> MATERIAL FOR THE TASK:
━━━━━━━━━━━━━━━━━━━━━━━━━━━━━━
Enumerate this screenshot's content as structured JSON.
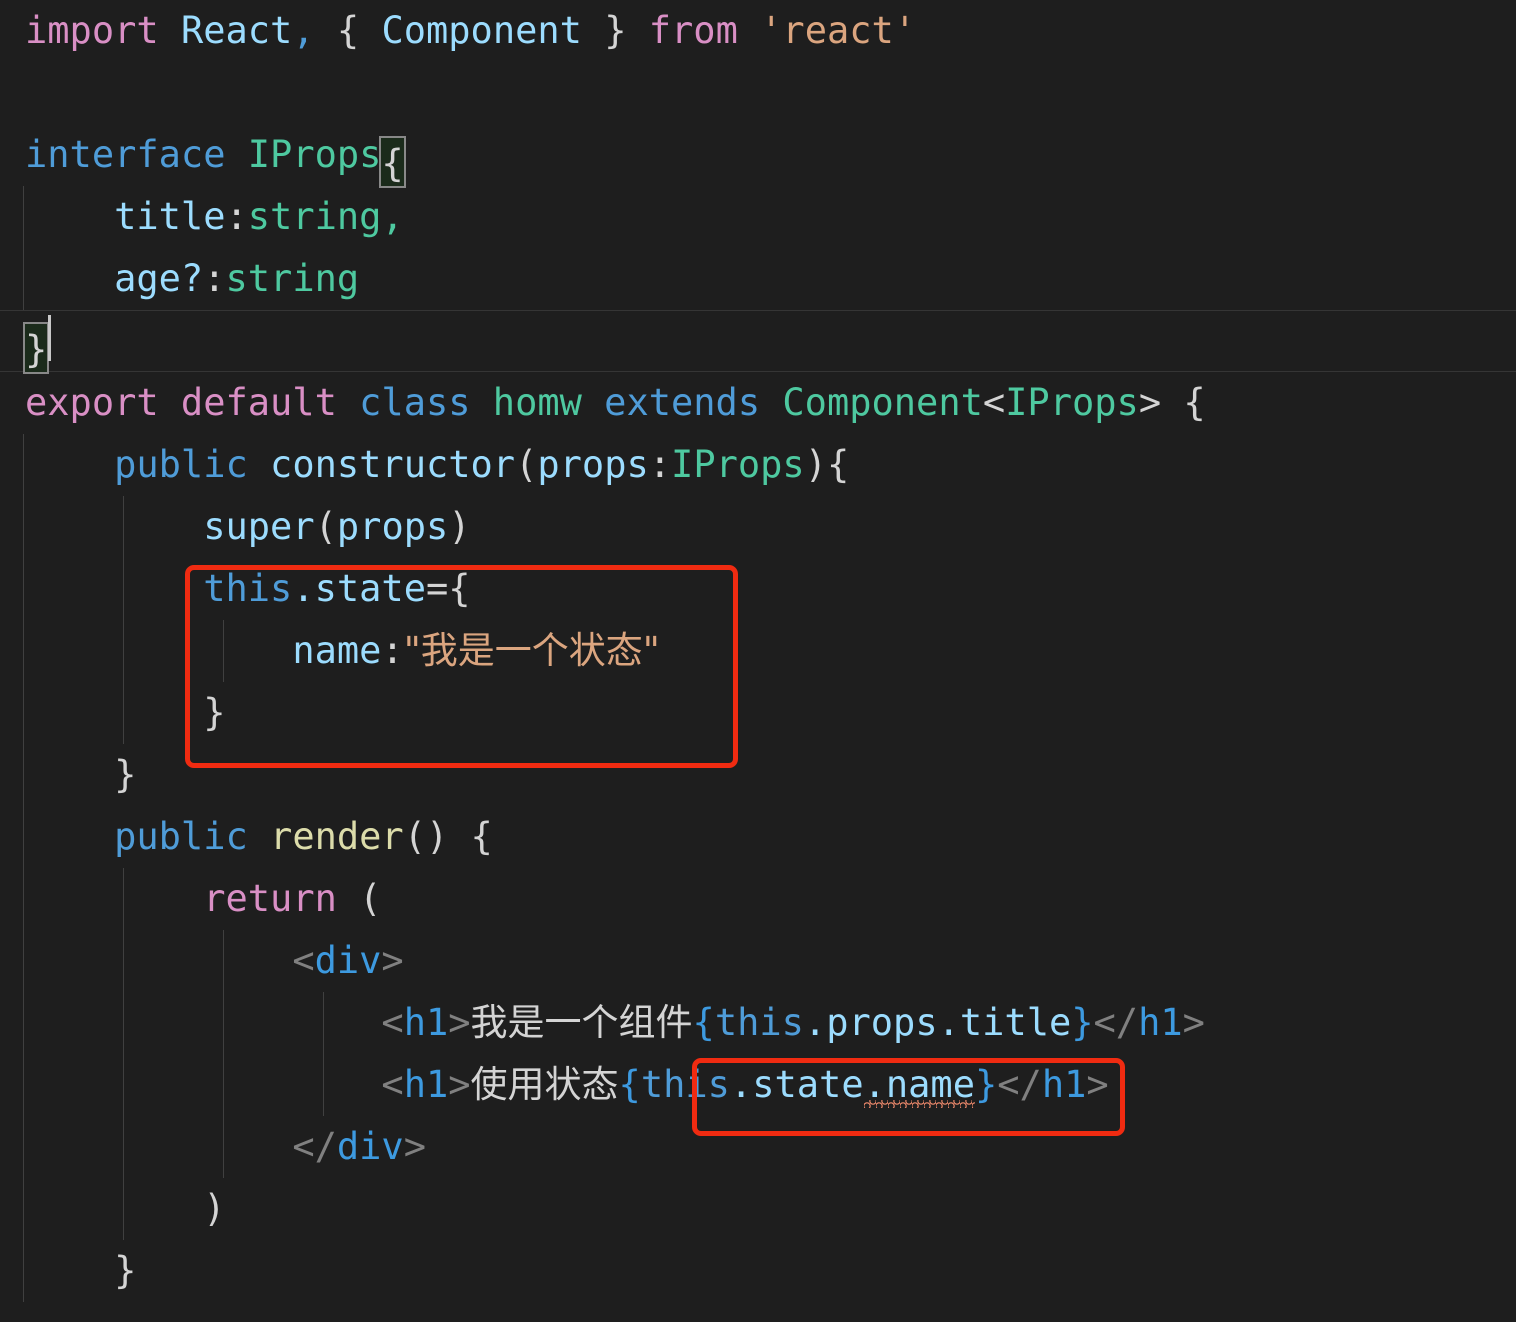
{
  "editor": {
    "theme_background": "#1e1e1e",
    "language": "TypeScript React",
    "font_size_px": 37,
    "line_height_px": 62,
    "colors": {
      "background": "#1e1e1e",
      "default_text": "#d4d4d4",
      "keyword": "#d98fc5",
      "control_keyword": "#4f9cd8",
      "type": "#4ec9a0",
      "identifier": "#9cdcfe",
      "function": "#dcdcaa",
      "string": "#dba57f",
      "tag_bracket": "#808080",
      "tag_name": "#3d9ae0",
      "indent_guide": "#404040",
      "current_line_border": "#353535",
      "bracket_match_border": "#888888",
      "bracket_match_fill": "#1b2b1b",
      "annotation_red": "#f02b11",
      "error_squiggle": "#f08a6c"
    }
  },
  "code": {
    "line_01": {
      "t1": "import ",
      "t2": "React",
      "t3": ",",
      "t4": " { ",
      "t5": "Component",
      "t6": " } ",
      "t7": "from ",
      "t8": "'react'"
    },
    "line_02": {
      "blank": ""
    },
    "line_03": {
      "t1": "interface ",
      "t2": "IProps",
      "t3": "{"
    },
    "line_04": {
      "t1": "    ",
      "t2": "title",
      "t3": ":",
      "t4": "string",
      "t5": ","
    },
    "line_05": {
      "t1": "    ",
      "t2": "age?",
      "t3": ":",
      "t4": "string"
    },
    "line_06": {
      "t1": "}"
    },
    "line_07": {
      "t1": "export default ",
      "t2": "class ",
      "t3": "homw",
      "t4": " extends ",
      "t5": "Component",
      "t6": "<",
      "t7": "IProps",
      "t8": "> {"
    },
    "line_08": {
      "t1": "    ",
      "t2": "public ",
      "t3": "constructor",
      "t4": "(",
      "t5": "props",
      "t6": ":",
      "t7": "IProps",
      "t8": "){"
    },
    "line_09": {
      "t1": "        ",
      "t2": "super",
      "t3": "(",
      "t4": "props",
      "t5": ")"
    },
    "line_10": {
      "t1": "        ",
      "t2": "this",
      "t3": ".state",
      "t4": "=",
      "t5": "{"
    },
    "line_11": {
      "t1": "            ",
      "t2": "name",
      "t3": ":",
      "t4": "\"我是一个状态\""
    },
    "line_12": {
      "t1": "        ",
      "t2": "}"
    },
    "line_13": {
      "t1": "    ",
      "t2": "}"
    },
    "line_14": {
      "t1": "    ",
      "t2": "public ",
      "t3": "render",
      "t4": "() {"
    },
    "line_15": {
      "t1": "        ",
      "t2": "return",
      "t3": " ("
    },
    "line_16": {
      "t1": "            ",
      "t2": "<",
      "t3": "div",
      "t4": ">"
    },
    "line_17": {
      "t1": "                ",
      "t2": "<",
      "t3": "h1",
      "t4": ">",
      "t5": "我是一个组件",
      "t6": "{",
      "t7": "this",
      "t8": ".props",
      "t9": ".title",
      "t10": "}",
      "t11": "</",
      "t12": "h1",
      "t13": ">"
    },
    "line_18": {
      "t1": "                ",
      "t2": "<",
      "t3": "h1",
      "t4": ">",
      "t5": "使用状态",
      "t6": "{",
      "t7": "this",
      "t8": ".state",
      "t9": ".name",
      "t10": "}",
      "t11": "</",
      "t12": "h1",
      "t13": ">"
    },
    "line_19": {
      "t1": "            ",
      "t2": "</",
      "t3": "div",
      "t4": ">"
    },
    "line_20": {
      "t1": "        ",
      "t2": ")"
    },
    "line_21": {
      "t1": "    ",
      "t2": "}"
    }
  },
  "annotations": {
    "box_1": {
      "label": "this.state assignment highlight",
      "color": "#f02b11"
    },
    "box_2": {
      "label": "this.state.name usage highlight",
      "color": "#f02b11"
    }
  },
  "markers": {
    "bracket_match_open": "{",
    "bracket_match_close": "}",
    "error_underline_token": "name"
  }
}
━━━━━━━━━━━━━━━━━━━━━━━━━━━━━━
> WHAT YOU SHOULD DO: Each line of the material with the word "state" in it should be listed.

> SOLUTION TO THE EXERCISE:
      "t3": ".state",
      "t8": ".state",
      "label": "this.state assignment highlight",
      "label": "this.state.name usage highlight",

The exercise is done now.